<<<<

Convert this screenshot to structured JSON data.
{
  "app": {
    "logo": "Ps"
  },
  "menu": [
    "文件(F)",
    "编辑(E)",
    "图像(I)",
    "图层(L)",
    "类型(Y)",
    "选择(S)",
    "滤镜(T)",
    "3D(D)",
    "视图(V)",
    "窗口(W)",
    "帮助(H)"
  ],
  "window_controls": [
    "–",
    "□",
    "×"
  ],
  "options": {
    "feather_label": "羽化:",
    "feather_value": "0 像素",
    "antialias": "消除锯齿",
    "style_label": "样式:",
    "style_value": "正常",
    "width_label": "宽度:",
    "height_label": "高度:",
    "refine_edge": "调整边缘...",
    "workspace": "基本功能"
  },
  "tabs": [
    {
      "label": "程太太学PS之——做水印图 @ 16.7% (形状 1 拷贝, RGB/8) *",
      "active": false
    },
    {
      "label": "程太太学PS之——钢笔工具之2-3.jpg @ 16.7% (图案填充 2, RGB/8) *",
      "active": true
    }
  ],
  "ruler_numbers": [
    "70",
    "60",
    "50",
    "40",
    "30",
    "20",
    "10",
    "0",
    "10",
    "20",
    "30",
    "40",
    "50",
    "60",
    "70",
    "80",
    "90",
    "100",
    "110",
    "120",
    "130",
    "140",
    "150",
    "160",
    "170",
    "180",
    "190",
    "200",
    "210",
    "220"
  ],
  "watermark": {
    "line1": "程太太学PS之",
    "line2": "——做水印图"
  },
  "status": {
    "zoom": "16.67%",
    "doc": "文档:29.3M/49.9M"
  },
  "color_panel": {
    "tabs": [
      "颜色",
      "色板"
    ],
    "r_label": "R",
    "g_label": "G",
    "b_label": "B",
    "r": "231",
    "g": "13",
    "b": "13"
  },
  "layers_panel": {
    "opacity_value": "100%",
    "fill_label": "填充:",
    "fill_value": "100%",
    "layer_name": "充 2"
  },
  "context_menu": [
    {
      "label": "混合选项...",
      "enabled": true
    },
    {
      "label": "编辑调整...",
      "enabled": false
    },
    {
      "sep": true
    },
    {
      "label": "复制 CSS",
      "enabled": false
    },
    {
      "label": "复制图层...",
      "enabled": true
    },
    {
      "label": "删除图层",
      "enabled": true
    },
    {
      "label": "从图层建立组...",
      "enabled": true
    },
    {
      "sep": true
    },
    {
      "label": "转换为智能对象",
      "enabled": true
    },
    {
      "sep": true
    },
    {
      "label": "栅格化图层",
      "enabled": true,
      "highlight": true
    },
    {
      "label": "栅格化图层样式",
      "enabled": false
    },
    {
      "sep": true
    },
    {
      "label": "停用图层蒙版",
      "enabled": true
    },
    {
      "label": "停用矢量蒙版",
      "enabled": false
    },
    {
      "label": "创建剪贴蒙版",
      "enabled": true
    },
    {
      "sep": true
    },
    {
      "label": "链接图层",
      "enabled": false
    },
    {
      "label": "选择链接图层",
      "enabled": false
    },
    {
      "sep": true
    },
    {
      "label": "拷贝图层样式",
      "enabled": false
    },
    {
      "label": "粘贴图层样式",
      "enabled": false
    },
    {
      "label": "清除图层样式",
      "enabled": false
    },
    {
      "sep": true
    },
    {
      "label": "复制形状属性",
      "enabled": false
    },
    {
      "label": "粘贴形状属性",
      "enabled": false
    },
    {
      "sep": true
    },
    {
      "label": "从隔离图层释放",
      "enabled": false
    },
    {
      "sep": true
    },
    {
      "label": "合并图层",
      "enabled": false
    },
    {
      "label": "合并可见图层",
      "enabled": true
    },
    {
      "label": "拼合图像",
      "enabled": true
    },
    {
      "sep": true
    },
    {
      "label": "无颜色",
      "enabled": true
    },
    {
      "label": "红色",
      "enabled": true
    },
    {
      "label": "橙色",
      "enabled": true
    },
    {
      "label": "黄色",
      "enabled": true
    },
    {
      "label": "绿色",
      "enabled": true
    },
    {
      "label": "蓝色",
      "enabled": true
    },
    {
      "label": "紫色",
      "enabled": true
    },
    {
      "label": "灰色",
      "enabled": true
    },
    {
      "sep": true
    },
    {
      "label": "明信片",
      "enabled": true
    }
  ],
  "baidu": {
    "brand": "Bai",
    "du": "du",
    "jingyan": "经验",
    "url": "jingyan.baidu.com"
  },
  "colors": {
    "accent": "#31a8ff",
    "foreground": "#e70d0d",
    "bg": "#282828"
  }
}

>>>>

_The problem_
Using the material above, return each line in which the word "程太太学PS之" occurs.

_Answer space_
      "label": "程太太学PS之——做水印图 @ 16.7% (形状 1 拷贝, RGB/8) *",
      "label": "程太太学PS之——钢笔工具之2-3.jpg @ 16.7% (图案填充 2, RGB/8) *",
    "line1": "程太太学PS之",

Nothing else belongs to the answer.